"The manager said this is our chance to create legacies as Scotland players and these are the nights in 20, 30 years that people remember. We can't thank the fans enough."
He added: "We did really, really well. We knew they'd have lots of the ball, and the manager said to be clinical when we had the opportunities, and I thought we had enough opportunities tonight to really hurt them and score some goals.
"As a kid, I was an attacking midfielder -- I like to get in the box. I've got to keep doing that, I know I can add more goals and assists to my game."
Spain midfielder Rodri was outspoken in his criticism of Scotland's playing style postmatch and said the referee had not done enough to prevent them from breaking up the game.

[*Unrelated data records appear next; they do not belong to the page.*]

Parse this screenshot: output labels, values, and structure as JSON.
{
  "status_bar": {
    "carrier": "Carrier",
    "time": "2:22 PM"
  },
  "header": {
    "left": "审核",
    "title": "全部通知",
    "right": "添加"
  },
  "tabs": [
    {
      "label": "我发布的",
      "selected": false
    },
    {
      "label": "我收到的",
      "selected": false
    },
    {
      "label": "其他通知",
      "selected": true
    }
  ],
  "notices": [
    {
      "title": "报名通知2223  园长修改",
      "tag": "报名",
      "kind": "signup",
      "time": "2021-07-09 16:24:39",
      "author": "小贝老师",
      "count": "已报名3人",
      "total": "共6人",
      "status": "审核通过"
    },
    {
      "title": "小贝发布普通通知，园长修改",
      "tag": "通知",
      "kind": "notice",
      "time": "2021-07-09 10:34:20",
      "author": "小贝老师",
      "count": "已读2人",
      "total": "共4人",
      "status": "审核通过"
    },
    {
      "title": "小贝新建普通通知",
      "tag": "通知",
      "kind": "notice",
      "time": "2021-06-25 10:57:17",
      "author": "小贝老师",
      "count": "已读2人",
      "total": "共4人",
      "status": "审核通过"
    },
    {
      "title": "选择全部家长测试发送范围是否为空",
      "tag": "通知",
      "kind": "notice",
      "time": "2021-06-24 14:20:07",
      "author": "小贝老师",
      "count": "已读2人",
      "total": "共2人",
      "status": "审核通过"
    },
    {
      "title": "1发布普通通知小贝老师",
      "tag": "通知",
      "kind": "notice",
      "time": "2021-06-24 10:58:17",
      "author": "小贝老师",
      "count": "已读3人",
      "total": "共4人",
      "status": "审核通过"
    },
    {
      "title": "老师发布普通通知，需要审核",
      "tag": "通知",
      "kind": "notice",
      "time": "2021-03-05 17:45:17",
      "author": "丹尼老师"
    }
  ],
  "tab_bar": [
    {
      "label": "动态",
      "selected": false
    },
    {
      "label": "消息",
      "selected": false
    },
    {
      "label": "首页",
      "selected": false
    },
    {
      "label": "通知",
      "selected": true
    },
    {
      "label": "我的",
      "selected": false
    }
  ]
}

"It's the way they play, but for me it's rubbish, always wasting time, provoking you, always they fall. For me, this is not football. The referee has to take [act] on this, but he says nothing," he said.
"We want to go for duels, for battles -- we always fight, but this is not about fighting. It's about wasting time -- four, five players on the floor, but this depends on the referee, not on us.
"It is what it is. They have their weapons, we have our weapons, and we will learn for next time."
Scotland will not get carried away with their surprise victory, but the result is a step forward for the team and a blueprint for how to maximise scraps of possession, manager Steve Clarke said.
"I'm delighted with the performance," Clarke told Viaplay. "I thought the players were outstanding from first minute to last.
"The dynamic, enthusiasm and quality of the team didn't change. It's a big night, it feels like a step forward, but it's only six points and you don't qualify with six points. One bad game can set you back, so we stay focused and keep our feet on the ground."
Spain had 67% of the possession, but Scotland managed more attempts on goal in the game, nine to the visitors' eight.
"We didn't have an awful lot of possession, but what we did have, we used very, very well," Clarke said. "The defensive shape's good, the distance between the units was really good, which stops a large part of Spain's game.
"When you look at the stats, you know you've been out-passed, but when you look at the shots on goal, shots on target - it's almost equal. It means we utilised the ball very well when we had it, which is obviously pleasing."
Clarke will take time to digest the result before thinking ahead to Scotland's next matches in June, away in Norway and home to Georgia.
"I'll have a couple of quiet days to calm down, and then we start preparing for two big games, because June could be a pivotal month for us," he said.
Information from Reuters was used in this report.